Now some companies will really get frustrated about this they want to just push you into giving them a number so that they can commit it to management. You really want to communicate to whoever is asking you to do this estimation that the reason why you’re uncomfortable estimating at this point is because you don’t want to put them in a situation with their boss where they’re late and they look bad. So anytime I found that I have to refuse an estimate for someone it often gets down to how can I help them feel comfortable that I’m not trying to be combative I’m not trying to get out of getting the work done I’m trying to make sure they don’t get into a situation where now they’re under pressure and I am under pressure because the estimate was off. So, the way that you can help do that by clearing the floor making sure the other person understands the reason why you’re declining this estimate. Ask to do a research spike or some exploratory discovery work within a time box is because you don’t want to put them into a situation where they’re in jeopardy with their reputation with the stakeholders.
The last step that I’ll give you that you can use, that have worked really well for me as a consultant on consulting engagements is to remind them of projects or work that has been late in the past in the moment of kicking off a new project. It’s very common for them to forget completely about the project they’ve worked on in their career that’s failed and try to sort-of put rose-coloured glasses on and think well maybe this team is better than other teams I’ve worked with before in my experience.
It is more common that estimates are wrong than that they are right and it’s more common that projects go late or they’re on time but they don’t deliver to their promises than that they do and I think any one even who’s not doing software development who’s maybe not doing the work on the ground but they’re managing the effort they know this subconsciously.

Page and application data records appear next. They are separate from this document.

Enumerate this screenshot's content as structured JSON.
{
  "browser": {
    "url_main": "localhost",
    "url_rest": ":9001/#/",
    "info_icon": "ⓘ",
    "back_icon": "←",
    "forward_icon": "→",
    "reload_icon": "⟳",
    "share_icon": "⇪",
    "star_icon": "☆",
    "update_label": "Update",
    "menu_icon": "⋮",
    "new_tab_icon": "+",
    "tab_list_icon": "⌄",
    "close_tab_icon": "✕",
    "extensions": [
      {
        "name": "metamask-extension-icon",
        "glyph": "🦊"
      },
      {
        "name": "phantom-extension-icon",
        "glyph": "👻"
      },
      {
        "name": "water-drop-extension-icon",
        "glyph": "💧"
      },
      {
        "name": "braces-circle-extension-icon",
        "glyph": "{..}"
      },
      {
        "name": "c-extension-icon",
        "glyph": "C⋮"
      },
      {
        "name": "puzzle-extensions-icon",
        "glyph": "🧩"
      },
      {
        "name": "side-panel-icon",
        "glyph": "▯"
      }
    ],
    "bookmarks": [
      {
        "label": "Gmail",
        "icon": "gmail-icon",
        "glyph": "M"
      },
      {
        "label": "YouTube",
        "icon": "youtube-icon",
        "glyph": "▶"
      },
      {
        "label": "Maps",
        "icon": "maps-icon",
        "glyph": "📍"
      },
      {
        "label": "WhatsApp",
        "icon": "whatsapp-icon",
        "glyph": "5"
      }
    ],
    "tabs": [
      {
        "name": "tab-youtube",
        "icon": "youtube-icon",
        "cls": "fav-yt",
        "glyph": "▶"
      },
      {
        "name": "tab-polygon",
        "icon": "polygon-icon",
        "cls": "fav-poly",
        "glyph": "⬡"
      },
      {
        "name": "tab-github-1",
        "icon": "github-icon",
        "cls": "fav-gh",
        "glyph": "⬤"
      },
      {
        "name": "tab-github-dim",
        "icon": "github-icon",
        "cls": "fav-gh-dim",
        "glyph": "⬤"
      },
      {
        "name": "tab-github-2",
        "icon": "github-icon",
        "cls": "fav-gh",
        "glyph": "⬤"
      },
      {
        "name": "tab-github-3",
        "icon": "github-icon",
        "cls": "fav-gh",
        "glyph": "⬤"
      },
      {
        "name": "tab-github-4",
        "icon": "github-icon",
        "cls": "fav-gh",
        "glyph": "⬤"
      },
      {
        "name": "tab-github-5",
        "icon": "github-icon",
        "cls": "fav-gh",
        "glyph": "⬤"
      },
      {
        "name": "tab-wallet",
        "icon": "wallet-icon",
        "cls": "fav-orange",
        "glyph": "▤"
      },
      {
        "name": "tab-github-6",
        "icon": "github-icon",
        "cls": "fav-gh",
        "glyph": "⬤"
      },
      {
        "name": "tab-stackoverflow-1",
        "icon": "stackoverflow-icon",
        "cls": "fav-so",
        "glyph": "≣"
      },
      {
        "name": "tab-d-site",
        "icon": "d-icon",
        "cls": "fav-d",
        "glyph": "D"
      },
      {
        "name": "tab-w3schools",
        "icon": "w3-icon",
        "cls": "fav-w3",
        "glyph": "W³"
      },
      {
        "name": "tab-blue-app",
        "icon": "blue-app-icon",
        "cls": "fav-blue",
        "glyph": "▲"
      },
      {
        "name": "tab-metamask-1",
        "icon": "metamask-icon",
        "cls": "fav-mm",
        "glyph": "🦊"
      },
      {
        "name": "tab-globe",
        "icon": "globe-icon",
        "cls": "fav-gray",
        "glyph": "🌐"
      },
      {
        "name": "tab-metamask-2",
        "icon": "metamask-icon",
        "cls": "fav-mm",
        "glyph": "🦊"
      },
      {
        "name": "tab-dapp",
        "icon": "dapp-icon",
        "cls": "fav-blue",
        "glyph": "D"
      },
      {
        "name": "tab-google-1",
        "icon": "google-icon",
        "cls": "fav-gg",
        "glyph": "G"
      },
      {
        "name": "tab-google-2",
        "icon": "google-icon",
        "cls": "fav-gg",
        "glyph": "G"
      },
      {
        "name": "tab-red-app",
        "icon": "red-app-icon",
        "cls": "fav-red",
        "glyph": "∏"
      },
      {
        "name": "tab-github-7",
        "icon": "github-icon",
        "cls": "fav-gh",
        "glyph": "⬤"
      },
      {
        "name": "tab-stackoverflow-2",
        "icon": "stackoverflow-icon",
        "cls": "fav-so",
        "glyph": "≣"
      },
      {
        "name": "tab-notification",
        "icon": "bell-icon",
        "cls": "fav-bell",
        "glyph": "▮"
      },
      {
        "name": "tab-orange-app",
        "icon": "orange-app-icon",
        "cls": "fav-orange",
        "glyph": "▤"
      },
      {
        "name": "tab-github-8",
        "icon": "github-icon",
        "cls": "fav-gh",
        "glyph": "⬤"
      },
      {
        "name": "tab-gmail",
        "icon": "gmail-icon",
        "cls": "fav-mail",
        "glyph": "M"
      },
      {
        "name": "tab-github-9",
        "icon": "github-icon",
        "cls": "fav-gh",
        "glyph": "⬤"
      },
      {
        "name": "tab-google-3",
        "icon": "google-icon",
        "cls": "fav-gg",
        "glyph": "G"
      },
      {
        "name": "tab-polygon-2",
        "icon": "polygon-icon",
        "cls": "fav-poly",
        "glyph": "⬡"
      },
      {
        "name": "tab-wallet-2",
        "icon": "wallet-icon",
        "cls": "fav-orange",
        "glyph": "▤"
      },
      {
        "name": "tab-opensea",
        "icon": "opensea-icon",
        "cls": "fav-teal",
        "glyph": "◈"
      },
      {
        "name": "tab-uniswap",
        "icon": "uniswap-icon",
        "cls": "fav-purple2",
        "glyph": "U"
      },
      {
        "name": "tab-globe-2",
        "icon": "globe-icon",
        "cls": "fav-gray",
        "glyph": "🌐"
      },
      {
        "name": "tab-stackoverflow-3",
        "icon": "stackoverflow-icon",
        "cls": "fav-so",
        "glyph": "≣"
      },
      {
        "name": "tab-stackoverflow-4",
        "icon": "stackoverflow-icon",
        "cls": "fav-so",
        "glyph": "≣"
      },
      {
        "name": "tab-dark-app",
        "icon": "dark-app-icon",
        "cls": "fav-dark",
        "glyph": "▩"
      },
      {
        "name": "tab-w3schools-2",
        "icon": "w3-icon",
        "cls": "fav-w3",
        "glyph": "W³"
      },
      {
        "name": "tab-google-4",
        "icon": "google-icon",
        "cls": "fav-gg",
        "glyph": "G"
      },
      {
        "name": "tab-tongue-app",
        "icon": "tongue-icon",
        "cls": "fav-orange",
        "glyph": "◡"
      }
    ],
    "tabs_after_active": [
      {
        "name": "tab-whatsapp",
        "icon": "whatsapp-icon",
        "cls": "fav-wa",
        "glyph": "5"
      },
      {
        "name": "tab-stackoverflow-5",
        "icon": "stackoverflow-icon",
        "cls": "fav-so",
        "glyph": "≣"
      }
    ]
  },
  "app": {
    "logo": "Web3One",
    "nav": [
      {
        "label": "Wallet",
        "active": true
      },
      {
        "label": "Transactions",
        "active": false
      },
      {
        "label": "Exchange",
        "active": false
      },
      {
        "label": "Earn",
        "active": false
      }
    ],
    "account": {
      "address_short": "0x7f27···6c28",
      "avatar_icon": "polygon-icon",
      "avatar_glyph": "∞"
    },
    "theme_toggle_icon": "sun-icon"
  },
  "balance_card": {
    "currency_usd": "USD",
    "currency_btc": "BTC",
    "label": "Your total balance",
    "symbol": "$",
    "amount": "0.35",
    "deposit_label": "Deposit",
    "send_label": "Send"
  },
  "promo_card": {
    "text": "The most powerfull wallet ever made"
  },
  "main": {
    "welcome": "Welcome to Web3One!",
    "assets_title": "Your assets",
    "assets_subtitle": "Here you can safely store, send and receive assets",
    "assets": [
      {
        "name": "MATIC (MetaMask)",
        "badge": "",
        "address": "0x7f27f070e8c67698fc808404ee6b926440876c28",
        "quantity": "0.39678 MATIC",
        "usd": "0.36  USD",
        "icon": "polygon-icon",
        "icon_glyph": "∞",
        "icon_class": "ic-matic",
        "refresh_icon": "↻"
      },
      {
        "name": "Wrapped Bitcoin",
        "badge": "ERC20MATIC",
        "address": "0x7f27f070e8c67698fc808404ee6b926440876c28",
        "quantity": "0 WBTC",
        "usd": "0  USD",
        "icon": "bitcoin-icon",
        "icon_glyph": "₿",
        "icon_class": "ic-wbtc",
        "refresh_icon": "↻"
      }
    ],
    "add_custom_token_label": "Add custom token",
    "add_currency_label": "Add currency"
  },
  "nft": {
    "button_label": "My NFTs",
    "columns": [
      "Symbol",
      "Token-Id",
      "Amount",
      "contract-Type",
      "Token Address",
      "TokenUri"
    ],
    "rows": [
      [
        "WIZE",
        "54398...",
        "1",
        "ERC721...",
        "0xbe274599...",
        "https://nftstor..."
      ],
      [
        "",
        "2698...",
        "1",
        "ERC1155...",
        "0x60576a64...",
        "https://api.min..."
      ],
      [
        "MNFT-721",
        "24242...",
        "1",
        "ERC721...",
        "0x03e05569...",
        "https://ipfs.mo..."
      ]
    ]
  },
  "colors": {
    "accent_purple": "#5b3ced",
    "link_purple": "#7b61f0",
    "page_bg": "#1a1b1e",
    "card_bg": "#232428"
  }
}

They’ve been through it, they remember it but you have to bring that to the forefront of their mind when they come to you to ask for estimations.